Anyone who reads my articles knows that I like to ask questions about gaming topics that no one really talks about. Sure, they do border on the ridiculous, but they are still gaming-related, and not a day goes by that I don’t think about something like this (giving you, the reader, an insight into my madness). The time has come again for me to dive into the abyss that is my subconscious, and pull out another unholy abomination – as usual, in the form of a question…
How has the Internet affected your gaming?
Now I realize that this question may seem more relevant to all those born in the 1980s, when we started gaming before the Internet became popular…except it isn’t. We all use the Internet, and the Internet affects our gaming in one way, or several. We use it to watch or read reviews; we use it to find helpful tips; and we use it to communicate with other gamers, be it social media or online play.
I started gaming in the 1980s. Blowing on cartridges to get them to work, renting video games from actual brick-and-mortar stores, visiting the arcades, and DLC was non-existent. Seems like dark times, but cartridge-based games do have their charm, being able to rent a game allowed us to try it out without committing to a purchase, and I know of nothing that can recreate that arcade experience (aside from an actual arcade). DLC is a mixed bag for me; while it can be a good thing, I mostly see it as an excuse to nickel-and-dime the consumer, making them pay for things that should’ve been included in the first place.
Sorry, I got off track there…
For me, the popularity of the internet had a mild effect on me, but I started to love it when I realized what I could get from it. For example, I liked being able to go down to the library, and print up twenty pages of weapon and armor information for Secret of Mana, because it was a shitload cheaper than calling Counselor’s Corner and racking up my parents’ phone bill.

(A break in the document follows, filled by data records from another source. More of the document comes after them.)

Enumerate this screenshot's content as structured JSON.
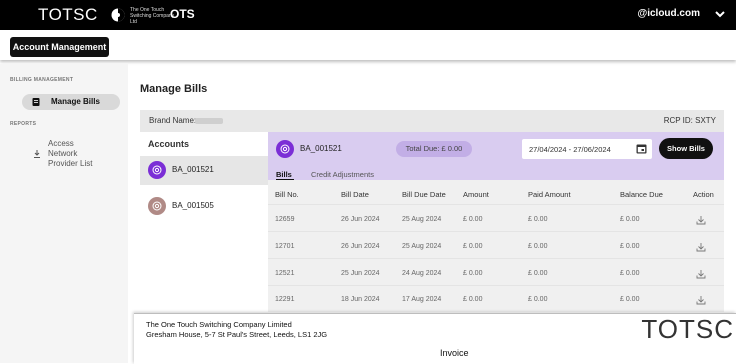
{
  "topbar": {
    "logo_text": "TOTSC",
    "logo_tagline": "The One Touch Switching Company Ltd",
    "app_name": "OTS",
    "account_email": "@icloud.com"
  },
  "subnav": {
    "account_management": "Account Management"
  },
  "sidebar": {
    "billing_section": "BILLING MANAGEMENT",
    "manage_bills": "Manage Bills",
    "reports_section": "REPORTS",
    "access_network_line1": "Access",
    "access_network_line2": "Network",
    "access_network_line3": "Provider List"
  },
  "main": {
    "title": "Manage Bills",
    "brand_label": "Brand Name:",
    "rcp_id": "RCP ID: SXTY"
  },
  "accounts": {
    "header": "Accounts",
    "items": [
      {
        "label": "BA_001521",
        "color": "#7b2ed6"
      },
      {
        "label": "BA_001505",
        "color": "#b08a86"
      }
    ]
  },
  "detail": {
    "selected_account": "BA_001521",
    "total_due": "Total Due: £ 0.00",
    "date_range": "27/04/2024 - 27/06/2024",
    "show_bills": "Show Bills",
    "tabs": [
      "Bills",
      "Credit Adjustments"
    ],
    "columns": [
      "Bill No.",
      "Bill Date",
      "Bill Due Date",
      "Amount",
      "Paid Amount",
      "Balance Due",
      "Action"
    ],
    "rows": [
      [
        "12659",
        "26 Jun 2024",
        "25 Aug 2024",
        "£ 0.00",
        "£ 0.00",
        "£ 0.00"
      ],
      [
        "12701",
        "26 Jun 2024",
        "25 Aug 2024",
        "£ 0.00",
        "£ 0.00",
        "£ 0.00"
      ],
      [
        "12521",
        "25 Jun 2024",
        "24 Aug 2024",
        "£ 0.00",
        "£ 0.00",
        "£ 0.00"
      ],
      [
        "12291",
        "18 Jun 2024",
        "17 Aug 2024",
        "£ 0.00",
        "£ 0.00",
        "£ 0.00"
      ]
    ]
  },
  "invoice": {
    "company_line": "The One Touch Switching Company Limited",
    "address_line": "Gresham House, 5-7 St Paul's Street, Leeds, LS1 2JG",
    "title": "Invoice",
    "logo_text": "TOTSC"
  },
  "icons": {
    "logo_mark": "toggle-circle-icon",
    "chevron": "chevron-down-icon",
    "manage_bills": "document-icon",
    "access_network": "download-icon",
    "account": "at-sign-icon",
    "calendar": "calendar-icon",
    "action": "download-icon"
  }
}
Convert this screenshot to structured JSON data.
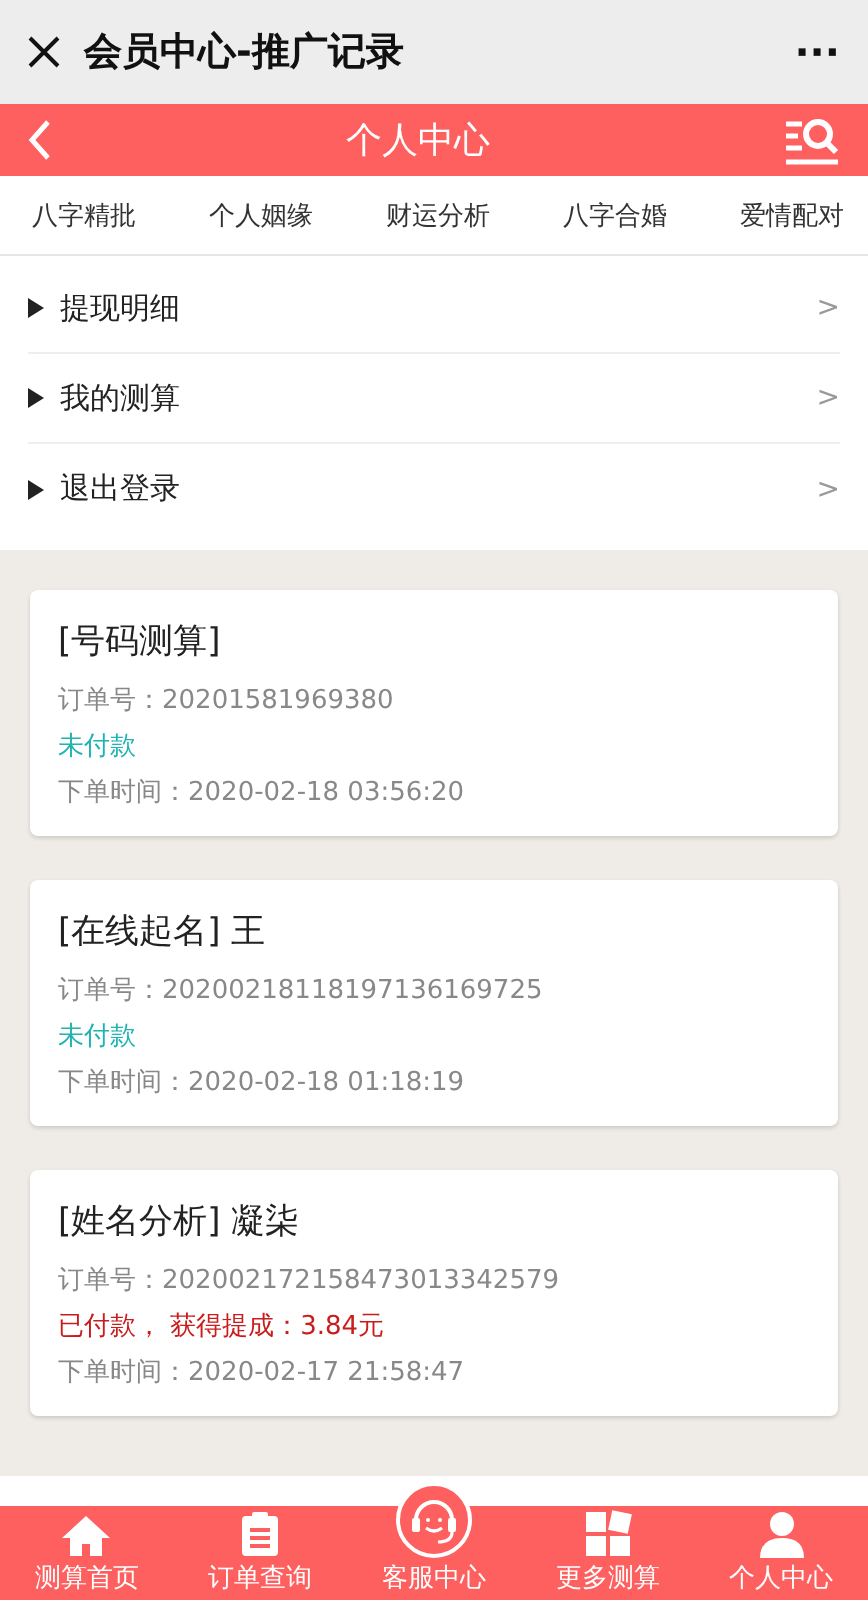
{
  "window": {
    "title": "会员中心-推广记录",
    "more": "···"
  },
  "header": {
    "title": "个人中心"
  },
  "nav": [
    "八字精批",
    "个人姻缘",
    "财运分析",
    "八字合婚",
    "爱情配对"
  ],
  "menu": [
    {
      "label": "提现明细",
      "arrow": ">"
    },
    {
      "label": "我的测算",
      "arrow": ">"
    },
    {
      "label": "退出登录",
      "arrow": ">"
    }
  ],
  "orders": [
    {
      "title": "[号码测算]",
      "order_no": "订单号：20201581969380",
      "status": "未付款",
      "kind": "unpaid",
      "time": "下单时间：2020-02-18 03:56:20"
    },
    {
      "title": "[在线起名] 王",
      "order_no": "订单号：20200218118197136169725",
      "status": "未付款",
      "kind": "unpaid",
      "time": "下单时间：2020-02-18 01:18:19"
    },
    {
      "title": "[姓名分析] 凝柒",
      "order_no": "订单号：20200217215847301334257​9",
      "status": "已付款， 获得提成：3.84元",
      "kind": "paid",
      "time": "下单时间：2020-02-17 21:58:47"
    }
  ],
  "tabbar": [
    {
      "label": "测算首页"
    },
    {
      "label": "订单查询"
    },
    {
      "label": "客服中心"
    },
    {
      "label": "更多测算"
    },
    {
      "label": "个人中心"
    }
  ]
}
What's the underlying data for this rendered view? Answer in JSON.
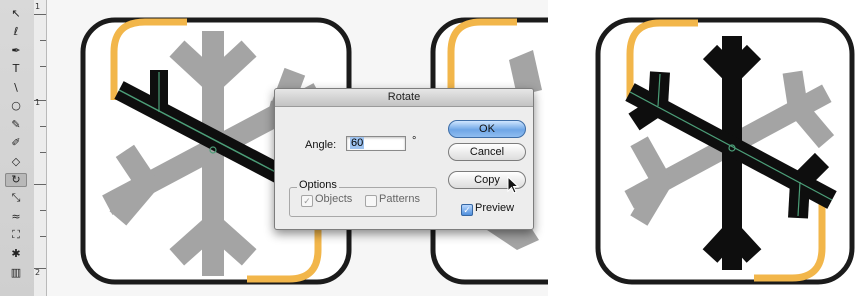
{
  "toolbox": {
    "tools": [
      {
        "name": "direct-selection-tool",
        "glyph": "↖"
      },
      {
        "name": "lasso-tool",
        "glyph": "ℓ"
      },
      {
        "name": "pen-tool",
        "glyph": "✒"
      },
      {
        "name": "type-tool",
        "glyph": "T"
      },
      {
        "name": "line-tool",
        "glyph": "\\"
      },
      {
        "name": "ellipse-tool",
        "glyph": "○"
      },
      {
        "name": "paintbrush-tool",
        "glyph": "✎"
      },
      {
        "name": "pencil-tool",
        "glyph": "✐"
      },
      {
        "name": "eraser-tool",
        "glyph": "◇"
      },
      {
        "name": "rotate-tool",
        "glyph": "↻"
      },
      {
        "name": "scale-tool",
        "glyph": "⤡"
      },
      {
        "name": "warp-tool",
        "glyph": "≈"
      },
      {
        "name": "free-transform-tool",
        "glyph": "⛶"
      },
      {
        "name": "symbol-sprayer-tool",
        "glyph": "✱"
      },
      {
        "name": "graph-tool",
        "glyph": "▥"
      }
    ],
    "active_tool_index": 9
  },
  "ruler": {
    "labels": [
      "1",
      "1",
      "2"
    ]
  },
  "colors": {
    "tile_border": "#1b1b1b",
    "tile_accent": "#f2b64a",
    "ghost_snowflake": "#a4a4a4",
    "snowflake": "#0e0e0e",
    "selection_path": "#4c9e78",
    "primary_button": "#6fa6e6"
  },
  "dialog": {
    "title": "Rotate",
    "angle_label": "Angle:",
    "angle_value": "60",
    "degree_symbol": "°",
    "ok_label": "OK",
    "cancel_label": "Cancel",
    "copy_label": "Copy",
    "options_label": "Options",
    "objects_label": "Objects",
    "objects_checked": true,
    "objects_enabled": false,
    "patterns_label": "Patterns",
    "patterns_checked": false,
    "patterns_enabled": false,
    "preview_label": "Preview",
    "preview_checked": true
  }
}
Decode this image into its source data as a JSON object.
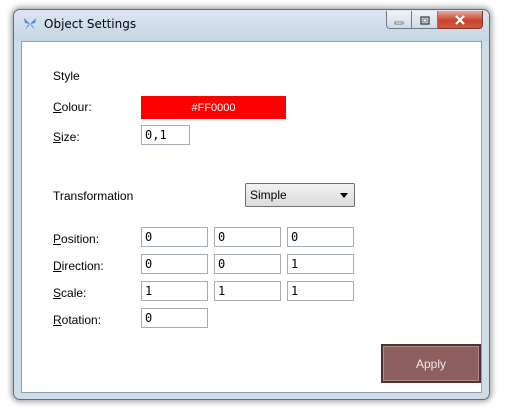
{
  "window": {
    "title": "Object Settings"
  },
  "style": {
    "heading": "Style",
    "colour": {
      "label_key": "C",
      "label_rest": "olour:",
      "value": "#FF0000",
      "swatch_color": "#ff0000"
    },
    "size": {
      "label_key": "S",
      "label_rest": "ize:",
      "value": "0,1"
    }
  },
  "transformation": {
    "heading": "Transformation",
    "mode": {
      "selected": "Simple"
    },
    "position": {
      "label_key": "P",
      "label_rest": "osition:",
      "values": [
        "0",
        "0",
        "0"
      ]
    },
    "direction": {
      "label_key": "D",
      "label_rest": "irection:",
      "values": [
        "0",
        "0",
        "1"
      ]
    },
    "scale": {
      "label_key": "S",
      "label_rest": "cale:",
      "values": [
        "1",
        "1",
        "1"
      ]
    },
    "rotation": {
      "label_key": "R",
      "label_rest": "otation:",
      "value": "0"
    }
  },
  "actions": {
    "apply_label": "Apply"
  },
  "colors": {
    "apply_bg": "#8e5f5f",
    "colour_value": "#ff0000"
  },
  "icons": {
    "app": "butterfly-icon",
    "minimize": "minimize-icon",
    "maximize": "maximize-icon",
    "close": "close-icon"
  }
}
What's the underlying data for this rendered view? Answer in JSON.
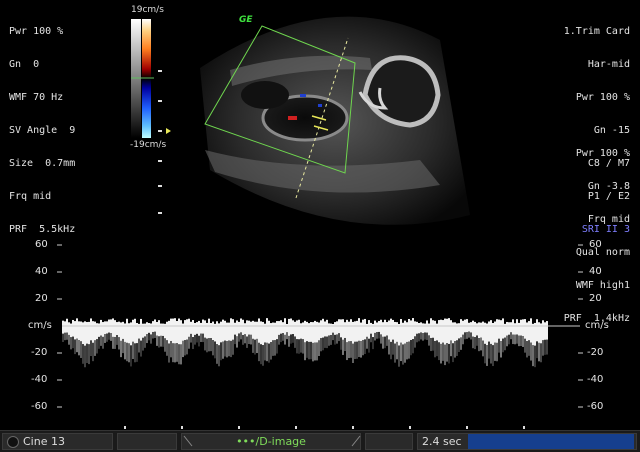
{
  "left_params": [
    "Pwr 100 %",
    "Gn  0",
    "WMF 70 Hz",
    "SV Angle  9",
    "Size  0.7mm",
    "Frq mid",
    "PRF  5.5kHz"
  ],
  "right_params_top": [
    "1.Trim Card",
    "Har-mid",
    "Pwr 100 %",
    "Gn -15",
    "C8 / M7",
    "P1 / E2"
  ],
  "sri_label": "SRI II 3",
  "right_params_bottom": [
    "Pwr 100 %",
    "Gn -3.8",
    "Frq mid",
    "Qual norm",
    "WMF high1",
    "PRF  1.4kHz"
  ],
  "color_scale": {
    "top": "19cm/s",
    "bottom": "-19cm/s"
  },
  "grey_map_badge": "GE",
  "doppler_axis": {
    "unit": "cm/s",
    "ticks_positive": [
      "60",
      "40",
      "20"
    ],
    "ticks_negative": [
      "-20",
      "-40",
      "-60"
    ]
  },
  "bottom_bar": {
    "cine_label": "Cine 13",
    "mode_label": "•••/D-image",
    "sweep_label": "2.4 sec"
  },
  "colors": {
    "grid_green": "#6fd64f",
    "sri_blue": "#7f7fff",
    "time_bar": "#163f8e"
  }
}
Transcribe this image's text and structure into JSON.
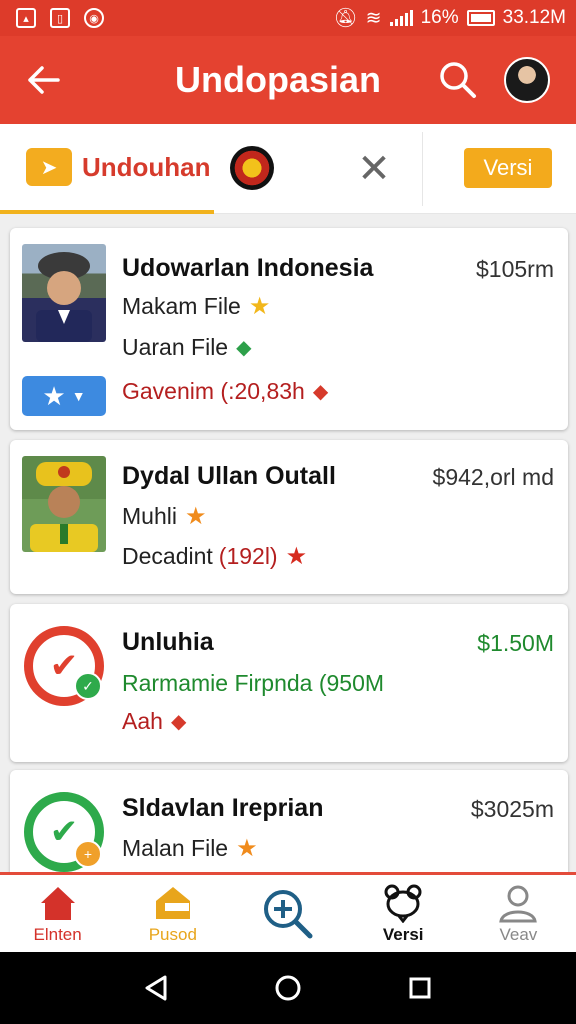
{
  "status_bar": {
    "battery_text": "16%",
    "time": "33.12M",
    "icons": [
      "app-notification-icon",
      "sim-icon",
      "sync-icon",
      "mute-icon",
      "wifi-icon",
      "signal-icon",
      "battery-icon"
    ]
  },
  "app_bar": {
    "title": "Undopasian",
    "back_icon": "arrow-left-icon",
    "search_icon": "search-icon"
  },
  "tabs": {
    "active_label": "Undouhan",
    "action_label": "Versi"
  },
  "items": [
    {
      "title": "Udowarlan Indonesia",
      "line1": "Makam File",
      "line2": "Uaran File",
      "line3": "Gavenim (:20,83h",
      "price": "$105rm"
    },
    {
      "title": "Dydal Ullan Outall",
      "line1": "Muhli",
      "line2": "Decadint",
      "line2_extra": "(192l)",
      "price": "$942,orl md"
    },
    {
      "title": "Unluhia",
      "line1": "Rarmamie Firpnda (950M",
      "line2": "Aah",
      "price": "$1.50M"
    },
    {
      "title": "Sldavlan Ireprian",
      "line1": "Malan File",
      "price": "$3025m"
    }
  ],
  "bottom_nav": [
    {
      "label": "Elnten",
      "icon": "home-icon",
      "color": "#d4322a"
    },
    {
      "label": "Pusod",
      "icon": "upload-home-icon",
      "color": "#e8a51c"
    },
    {
      "label": "",
      "icon": "zoom-in-icon",
      "color": "#1f5f86"
    },
    {
      "label": "Versi",
      "icon": "bear-icon",
      "color": "#111111"
    },
    {
      "label": "Veav",
      "icon": "person-icon",
      "color": "#888888"
    }
  ],
  "colors": {
    "primary": "#e44230",
    "accent": "#f3aa1c",
    "green": "#1f8a2e"
  }
}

I got to play some great games that I missed out on, because of emulators. I know some purists hate the idea of using emulators, but I’m a cheap bastard, and this was my best chance at playing such awesome stuff, like Faxanadu, EarthBound and Contra: Hard Corps.
Everyone knows how big YouTube is now. I first started looking at YouTube for animations, because I was big into Newgrounds, at the time. Then, I saw my first AVGN video. He was reviewing the 32X, and I was hooked. His reviews were funny and informative, and I discovered ScrewAttack through his videos. When I started to lose interest, I discovered the Rageaholic, RazorFist. One great thing his videos did was make me want to play games I never would’ve considered before. I might’ve never given Deadly Premonition a fair shot if not for RazorFist…and I love Deadly Premonition!
Even though the internet has helped me embrace new aspects of gaming culture, there are some moments it was damaging to my social life and gaming experiences.
Firstly, I’ve completely dismissed playing certain games because of reviewers I trust, when I should’ve played the game first, and made my decision afterwards, especially if it looked interesting. This behaviour is not going away anytime soon, seeing as how it’s nearly impossible to rent games nowadays. The only way I see myself playing these games is when they’re on sale.
I also used to be a jerk on certain forums, mainly to keep up with the general behaviour of the forums in question. I did have some fun being a jerk, but it eventually turned sour when I realized the bar was constantly being set higher (or lower, in this case) on being a jerk. Luckily, as I was becoming more involved with ScrewAttack, it was easier for me to not give a shit about those sites.
Also, I’m not a big fan of online play. It’s always a hassle for me to find people I want to play with, and I never have the time to stay on long enough to make the experience feel worthwhile. I still do enjoy playing games with other people – just when they’re in the same room as me. Nothing comes close to that feeling of beating someone in Mario Kart, and rubbing it in their face, watching their facial expressions change. Then, they would beat my ass ten times in a row. But I`d deserve it.
To bring an end to this negative tirade, I wish to share something personal:
I’ve briefly mentioned in the past that I still suffer from depression. The last time it hit, it hit bad. I lost sleep, my appetite and my happiness. It took a lot of hard work (and medication) to bring me around, but it was wonderful when I felt happy again. I did a lot of research on the internet, figuring out what I could do to keep myself from getting that low ever again. One thing that has helped me stay happy was becoming more involved on Twitter.
Twitter is a wonderful social networking tool. I have gained many new friends because of it – some of which I’ve met in real life! As each year passes, I hope to meet more and more of these wonderful people, so we can discuss the same things we discuss on Twitter, face to face. Also epic quests.
So, to wrap up this article, the Internet is a wonderful social and resource tool. It has given me ups and downs, but it has also allowed me to share my ups and downs with other people…like right now, on this wonderful website. I know other people have probably had more intense ups and downs with the internet, because you were exposed to it at an early age. We weren’t even using this shit for school until I was in Grade 11, and nobody knew what the hell they were doing.
As usual, if you had a unique experience with the Internet, I want to hear about it. You can leave a comment, or hit me up on Twitter, @Hiatu5.
Until next time…take the bananas out of your ears!